    • Shuttle signals through CNS pathways; Most are entirely within the CNS
  12. Defintions:
    - Voltage (V): measure of potiential enery generated by seperated charge

    - Potential difference: Voltage measured between two points

    - Current (I): the low of electircal charge (ions) between two points

    - Resistance (R): hindrance to charge flow (provided by the plasma membrane)

    - Insulator: subtance with high electrical resistance

    - Condutor: subtance with low electrical resistance
  13. Resting Membrane Potential (Vr)
    Approximatley -70mV in neurons (cytoplasmic side of membrane is negatively charged relative to outside)
  14. Changes in membrane potential
    - Depolarization

    - A reduction in membrane potential (toward zero)

    - inside of the membrane becomes less negative than the resting potential

    - Increases the probablitlity of producing a nerve impulse


    - An increase in membrane potential (away from zero)

    - Inside of the membrane be omes more negative than the resting potential

    - Reduces the probability of producing a nerve impulse
  15. Multiple Sclerosis (MS)
    - An autoimmune disease that mainly affects young adults

    - Symptoms: visual disturbances, weakness, loss of muscular control, speech disturbances, and urinary incontinence

    - Myelin sheaths in the CNS become nonfunctional scleroses

    - Shunting and short0circuiting of nerve impulses occurs

    - Impulse conduction slows and eventually ceases


    - Some immune system-modifying drugs including interferons and copazone

    -Hold symptoms at bay

    -reduce complications

    - Reduce disability
  16. Nerve Fiber Classification
    • - Group A fibers
    • Large diameter, myelinated somatic sensory and motor fibers

    • - Group B fibers
    • Intermediate diameter, lightly myelinated ANS fibers.

    • - Group C fibers
    • Smallest diameter, unmyelinated ANS fibers
  17. Types of Synapses
    - Axodendritic--between the axon of one neuron and dendrite of another

    - Axosomatic--between the axon of one neuron and the soma of another

    less common types;

    - Axoaxonic (axon to axon)

    - Dedrodendritic (dentrite to dendrite)

    - Dendorsomatic (dendrite to soma)
  18. Integration: Summation
    - A single EPSP cannot induce an action portential

    - EPSPs can summate to reach thresholod

    - IPSPs can also summate with EPSPs canceling each other out

    Temporal summation
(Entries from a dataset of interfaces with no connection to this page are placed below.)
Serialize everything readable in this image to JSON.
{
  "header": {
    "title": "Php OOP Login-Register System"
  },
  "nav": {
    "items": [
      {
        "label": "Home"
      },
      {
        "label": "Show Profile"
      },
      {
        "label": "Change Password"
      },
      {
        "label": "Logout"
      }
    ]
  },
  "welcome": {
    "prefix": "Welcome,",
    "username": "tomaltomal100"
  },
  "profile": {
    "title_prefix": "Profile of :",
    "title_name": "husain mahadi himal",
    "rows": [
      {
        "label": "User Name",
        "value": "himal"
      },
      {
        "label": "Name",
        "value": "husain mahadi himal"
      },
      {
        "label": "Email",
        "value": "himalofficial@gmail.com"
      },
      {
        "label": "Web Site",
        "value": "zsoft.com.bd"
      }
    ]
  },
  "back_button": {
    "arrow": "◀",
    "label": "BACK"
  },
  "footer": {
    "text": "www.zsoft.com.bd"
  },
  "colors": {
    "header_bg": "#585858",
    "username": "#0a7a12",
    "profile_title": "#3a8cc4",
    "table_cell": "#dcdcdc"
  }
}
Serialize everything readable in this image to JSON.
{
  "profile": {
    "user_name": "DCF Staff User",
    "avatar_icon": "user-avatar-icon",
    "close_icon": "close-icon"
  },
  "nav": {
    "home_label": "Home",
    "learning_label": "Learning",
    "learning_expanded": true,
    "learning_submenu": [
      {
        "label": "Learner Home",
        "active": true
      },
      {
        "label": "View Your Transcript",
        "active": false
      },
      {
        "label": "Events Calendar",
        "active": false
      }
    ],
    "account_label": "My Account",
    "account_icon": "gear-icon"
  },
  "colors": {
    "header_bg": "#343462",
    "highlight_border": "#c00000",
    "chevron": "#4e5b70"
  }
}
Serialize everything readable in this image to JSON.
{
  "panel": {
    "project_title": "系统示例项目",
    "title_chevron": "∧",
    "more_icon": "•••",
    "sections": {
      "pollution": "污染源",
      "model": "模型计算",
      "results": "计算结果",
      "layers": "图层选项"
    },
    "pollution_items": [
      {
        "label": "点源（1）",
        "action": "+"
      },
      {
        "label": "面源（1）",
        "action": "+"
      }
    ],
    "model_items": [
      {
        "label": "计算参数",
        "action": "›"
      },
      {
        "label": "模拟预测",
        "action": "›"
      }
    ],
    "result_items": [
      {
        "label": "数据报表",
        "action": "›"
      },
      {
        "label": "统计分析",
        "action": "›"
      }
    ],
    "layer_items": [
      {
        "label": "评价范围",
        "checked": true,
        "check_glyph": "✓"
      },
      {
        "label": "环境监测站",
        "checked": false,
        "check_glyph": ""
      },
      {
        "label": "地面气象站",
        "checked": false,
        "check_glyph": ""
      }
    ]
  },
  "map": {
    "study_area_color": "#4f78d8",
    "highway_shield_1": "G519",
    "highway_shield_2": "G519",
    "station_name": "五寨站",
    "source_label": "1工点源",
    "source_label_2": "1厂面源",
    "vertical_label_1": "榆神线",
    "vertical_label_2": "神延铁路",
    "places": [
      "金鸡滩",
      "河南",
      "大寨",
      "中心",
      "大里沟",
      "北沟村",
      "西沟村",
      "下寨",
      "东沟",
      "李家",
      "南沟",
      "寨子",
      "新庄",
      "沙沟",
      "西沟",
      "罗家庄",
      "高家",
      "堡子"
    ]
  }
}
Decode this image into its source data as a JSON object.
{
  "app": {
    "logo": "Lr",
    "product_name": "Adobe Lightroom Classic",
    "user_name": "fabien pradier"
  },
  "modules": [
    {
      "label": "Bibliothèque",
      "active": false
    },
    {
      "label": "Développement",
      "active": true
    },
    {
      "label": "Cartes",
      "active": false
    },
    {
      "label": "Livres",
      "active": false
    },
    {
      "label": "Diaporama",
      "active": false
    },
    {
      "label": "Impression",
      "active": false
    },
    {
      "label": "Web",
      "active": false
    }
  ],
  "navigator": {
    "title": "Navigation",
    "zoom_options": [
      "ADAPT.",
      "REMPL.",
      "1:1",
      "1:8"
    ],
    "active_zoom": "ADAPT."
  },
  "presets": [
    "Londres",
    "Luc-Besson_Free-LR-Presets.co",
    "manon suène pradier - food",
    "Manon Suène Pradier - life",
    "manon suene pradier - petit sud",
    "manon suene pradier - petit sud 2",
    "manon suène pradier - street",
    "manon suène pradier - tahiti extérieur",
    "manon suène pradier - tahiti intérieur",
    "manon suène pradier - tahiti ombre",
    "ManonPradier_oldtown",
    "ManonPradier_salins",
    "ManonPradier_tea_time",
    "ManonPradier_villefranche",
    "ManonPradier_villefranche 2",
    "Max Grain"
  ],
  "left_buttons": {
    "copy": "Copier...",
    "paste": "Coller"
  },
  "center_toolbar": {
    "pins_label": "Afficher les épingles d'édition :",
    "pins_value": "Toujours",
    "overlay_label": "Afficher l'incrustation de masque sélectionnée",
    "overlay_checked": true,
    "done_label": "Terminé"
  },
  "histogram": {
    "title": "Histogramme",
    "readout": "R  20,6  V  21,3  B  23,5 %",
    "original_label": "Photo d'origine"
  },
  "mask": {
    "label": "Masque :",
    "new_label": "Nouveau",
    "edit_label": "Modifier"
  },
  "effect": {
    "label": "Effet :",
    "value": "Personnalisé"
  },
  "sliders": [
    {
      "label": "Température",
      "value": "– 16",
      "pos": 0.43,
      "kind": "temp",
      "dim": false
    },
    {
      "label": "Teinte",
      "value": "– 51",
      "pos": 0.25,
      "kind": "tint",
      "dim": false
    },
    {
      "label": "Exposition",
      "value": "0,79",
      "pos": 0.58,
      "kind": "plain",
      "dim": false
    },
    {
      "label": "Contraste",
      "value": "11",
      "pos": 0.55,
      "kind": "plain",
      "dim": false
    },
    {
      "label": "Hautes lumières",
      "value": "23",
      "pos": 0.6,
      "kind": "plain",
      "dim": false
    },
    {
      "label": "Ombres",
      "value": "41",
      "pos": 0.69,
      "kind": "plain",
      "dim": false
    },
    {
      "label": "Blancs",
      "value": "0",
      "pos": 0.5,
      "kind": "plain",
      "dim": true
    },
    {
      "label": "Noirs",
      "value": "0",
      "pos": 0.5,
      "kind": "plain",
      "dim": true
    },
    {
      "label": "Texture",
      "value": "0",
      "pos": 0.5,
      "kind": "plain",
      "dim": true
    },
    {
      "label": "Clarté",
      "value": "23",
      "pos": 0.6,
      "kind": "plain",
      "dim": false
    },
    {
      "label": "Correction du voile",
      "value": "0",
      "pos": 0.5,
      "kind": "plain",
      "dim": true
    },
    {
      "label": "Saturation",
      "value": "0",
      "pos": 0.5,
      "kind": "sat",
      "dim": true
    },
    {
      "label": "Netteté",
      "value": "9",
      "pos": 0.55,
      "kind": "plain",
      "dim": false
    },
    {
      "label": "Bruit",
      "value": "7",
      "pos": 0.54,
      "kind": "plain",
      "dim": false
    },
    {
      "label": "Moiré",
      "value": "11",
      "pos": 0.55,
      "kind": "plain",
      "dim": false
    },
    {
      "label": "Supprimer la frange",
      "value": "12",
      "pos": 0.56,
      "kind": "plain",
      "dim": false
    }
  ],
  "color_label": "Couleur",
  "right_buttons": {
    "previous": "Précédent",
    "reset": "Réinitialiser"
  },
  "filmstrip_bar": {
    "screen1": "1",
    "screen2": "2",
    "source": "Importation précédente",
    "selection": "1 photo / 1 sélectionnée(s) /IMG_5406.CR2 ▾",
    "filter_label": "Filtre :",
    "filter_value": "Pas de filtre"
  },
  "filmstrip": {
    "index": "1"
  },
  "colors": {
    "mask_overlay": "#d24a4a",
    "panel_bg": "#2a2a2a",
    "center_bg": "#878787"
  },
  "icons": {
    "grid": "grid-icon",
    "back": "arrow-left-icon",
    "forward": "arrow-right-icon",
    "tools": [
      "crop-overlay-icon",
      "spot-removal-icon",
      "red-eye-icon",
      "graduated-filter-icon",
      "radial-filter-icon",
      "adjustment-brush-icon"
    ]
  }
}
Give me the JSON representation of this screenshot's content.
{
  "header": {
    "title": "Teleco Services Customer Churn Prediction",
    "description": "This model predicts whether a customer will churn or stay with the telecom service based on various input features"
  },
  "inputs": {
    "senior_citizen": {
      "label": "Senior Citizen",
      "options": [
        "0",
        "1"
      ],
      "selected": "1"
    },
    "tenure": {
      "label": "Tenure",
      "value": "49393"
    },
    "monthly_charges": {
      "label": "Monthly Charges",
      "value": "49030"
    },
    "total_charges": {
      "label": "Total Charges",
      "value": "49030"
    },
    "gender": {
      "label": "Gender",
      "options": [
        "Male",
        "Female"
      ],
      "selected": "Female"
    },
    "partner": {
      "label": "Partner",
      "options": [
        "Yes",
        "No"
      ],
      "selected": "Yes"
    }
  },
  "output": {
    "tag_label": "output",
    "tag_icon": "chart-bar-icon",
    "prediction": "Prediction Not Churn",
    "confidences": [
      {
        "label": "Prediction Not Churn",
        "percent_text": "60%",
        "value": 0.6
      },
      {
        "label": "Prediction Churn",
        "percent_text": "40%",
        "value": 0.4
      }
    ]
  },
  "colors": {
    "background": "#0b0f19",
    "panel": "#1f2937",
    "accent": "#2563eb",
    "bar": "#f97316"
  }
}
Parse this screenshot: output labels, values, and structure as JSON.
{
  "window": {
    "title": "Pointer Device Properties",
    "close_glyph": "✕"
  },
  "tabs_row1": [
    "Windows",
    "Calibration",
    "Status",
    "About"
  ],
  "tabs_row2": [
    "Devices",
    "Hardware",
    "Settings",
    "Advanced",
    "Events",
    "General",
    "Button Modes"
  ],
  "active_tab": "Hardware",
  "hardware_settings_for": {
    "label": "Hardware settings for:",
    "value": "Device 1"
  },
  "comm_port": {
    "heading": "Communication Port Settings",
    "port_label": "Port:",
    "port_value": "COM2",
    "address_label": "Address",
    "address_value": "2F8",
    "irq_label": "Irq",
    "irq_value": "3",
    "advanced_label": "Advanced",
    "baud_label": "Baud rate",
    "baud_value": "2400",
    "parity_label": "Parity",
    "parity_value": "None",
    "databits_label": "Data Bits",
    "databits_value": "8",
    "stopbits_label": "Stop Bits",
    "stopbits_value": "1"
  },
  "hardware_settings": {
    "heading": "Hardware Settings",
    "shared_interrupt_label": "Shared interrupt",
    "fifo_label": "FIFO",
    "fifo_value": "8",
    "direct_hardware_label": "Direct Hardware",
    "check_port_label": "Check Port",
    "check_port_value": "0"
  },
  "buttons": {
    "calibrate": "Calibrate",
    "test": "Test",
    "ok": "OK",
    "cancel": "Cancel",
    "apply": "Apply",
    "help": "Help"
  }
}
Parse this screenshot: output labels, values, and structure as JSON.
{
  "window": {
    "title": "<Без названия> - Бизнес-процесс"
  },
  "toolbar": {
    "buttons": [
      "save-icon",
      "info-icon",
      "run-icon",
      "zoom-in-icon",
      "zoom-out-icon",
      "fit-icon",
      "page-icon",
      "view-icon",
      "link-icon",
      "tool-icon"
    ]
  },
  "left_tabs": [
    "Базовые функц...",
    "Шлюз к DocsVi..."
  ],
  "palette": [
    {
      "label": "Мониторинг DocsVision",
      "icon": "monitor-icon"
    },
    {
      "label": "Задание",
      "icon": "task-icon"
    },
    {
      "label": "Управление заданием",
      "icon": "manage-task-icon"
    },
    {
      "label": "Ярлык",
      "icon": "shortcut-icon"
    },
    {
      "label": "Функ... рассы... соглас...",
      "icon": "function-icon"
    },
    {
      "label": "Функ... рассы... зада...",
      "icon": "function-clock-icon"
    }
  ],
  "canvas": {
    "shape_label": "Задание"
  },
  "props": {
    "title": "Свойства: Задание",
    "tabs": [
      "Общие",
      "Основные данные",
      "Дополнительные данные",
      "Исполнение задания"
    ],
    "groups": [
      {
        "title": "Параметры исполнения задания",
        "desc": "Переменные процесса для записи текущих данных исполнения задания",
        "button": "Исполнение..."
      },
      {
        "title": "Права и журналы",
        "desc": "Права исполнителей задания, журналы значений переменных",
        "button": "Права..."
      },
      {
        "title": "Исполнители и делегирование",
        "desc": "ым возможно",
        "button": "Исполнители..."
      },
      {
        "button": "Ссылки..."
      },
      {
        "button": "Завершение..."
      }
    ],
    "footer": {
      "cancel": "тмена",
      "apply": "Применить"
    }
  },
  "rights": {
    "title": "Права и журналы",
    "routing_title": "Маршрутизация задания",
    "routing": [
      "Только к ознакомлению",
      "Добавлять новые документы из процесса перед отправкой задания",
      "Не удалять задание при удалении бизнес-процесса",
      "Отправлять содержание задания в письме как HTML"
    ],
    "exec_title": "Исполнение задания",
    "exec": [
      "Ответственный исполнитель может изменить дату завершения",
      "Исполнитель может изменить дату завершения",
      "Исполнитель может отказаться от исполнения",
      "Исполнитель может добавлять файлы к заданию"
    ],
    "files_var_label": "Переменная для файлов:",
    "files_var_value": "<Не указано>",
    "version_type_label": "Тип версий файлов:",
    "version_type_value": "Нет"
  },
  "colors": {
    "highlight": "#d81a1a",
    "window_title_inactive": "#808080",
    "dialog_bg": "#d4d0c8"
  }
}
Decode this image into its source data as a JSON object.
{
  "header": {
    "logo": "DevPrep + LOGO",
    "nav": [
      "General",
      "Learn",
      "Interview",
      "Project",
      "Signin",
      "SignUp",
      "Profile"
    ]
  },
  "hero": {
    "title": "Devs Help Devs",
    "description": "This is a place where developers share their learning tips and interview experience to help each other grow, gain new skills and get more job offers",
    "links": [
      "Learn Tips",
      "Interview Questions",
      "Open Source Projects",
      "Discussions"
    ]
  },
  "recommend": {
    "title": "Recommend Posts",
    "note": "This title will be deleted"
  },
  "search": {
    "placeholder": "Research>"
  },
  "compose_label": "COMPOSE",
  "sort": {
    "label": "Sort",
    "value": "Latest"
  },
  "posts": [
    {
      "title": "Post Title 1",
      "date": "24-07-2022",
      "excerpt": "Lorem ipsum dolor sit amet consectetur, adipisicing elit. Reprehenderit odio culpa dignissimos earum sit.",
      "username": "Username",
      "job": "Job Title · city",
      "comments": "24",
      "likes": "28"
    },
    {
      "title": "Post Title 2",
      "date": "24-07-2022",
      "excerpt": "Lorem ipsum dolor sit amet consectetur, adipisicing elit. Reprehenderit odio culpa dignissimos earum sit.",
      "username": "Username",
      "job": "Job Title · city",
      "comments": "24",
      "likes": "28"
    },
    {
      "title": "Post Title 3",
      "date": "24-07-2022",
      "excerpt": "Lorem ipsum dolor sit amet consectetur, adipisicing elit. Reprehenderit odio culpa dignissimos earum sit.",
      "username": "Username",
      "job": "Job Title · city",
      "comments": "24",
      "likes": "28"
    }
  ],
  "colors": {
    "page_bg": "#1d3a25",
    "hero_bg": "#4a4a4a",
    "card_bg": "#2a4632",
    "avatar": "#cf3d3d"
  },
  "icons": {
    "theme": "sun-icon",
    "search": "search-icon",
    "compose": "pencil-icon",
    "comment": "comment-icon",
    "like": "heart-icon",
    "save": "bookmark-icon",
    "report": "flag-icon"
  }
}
    One or more presynaptic neurons transmit impulses in rapid-fire order

    Spatial summation

    Postynaptic neuron is stimulated by a large number of terminals at the same time
  19. Neurotransmitters
    50 or more neutotransmitters have been identified

    One to know is ACH acetylcholine
  20. Chemical classes of Neurotransmitters

    --Dopamine, norepinephrine (NE) and epinephrine


    --Serotonin and histamine
  21. Types of Circuits in Neuronal pools
    Diverging circuit

    -One incoming fiber stimulates an ever-increasing number of fibers, often amplifying circuits

    - May affect a single pathway or several

    - Common in both sensory and motor systems

    Converging circuit

    - Oppostie of diverging circuits, resulting in either strong stimulation or inhibition

    - also common in sensory and motor systems

    Reverberating (oscillating) circuit

    - Chain of neurons containg collateral synapses with previous neurons in the chain

    Parallel after-discharge circuit

    - Incoming fiber sstimulates several neurons in parallel arrays to stimulate a common output cell.
  22. Patterns of Neural Processing
    Serial Processing

    - Example: reflexes--rapid, automatic responses to stimuli that always cause the same response

    - Reglex arcs (pathways) have five essential components: receptor, sensory neuron, CNS integration center, motor neuron and effector
  23. Stimulus
    1. Receptor

    2. Sensory neuron

    3. INtegration center

    4. Motor neuron

    5. Effector

Card Set
AP 2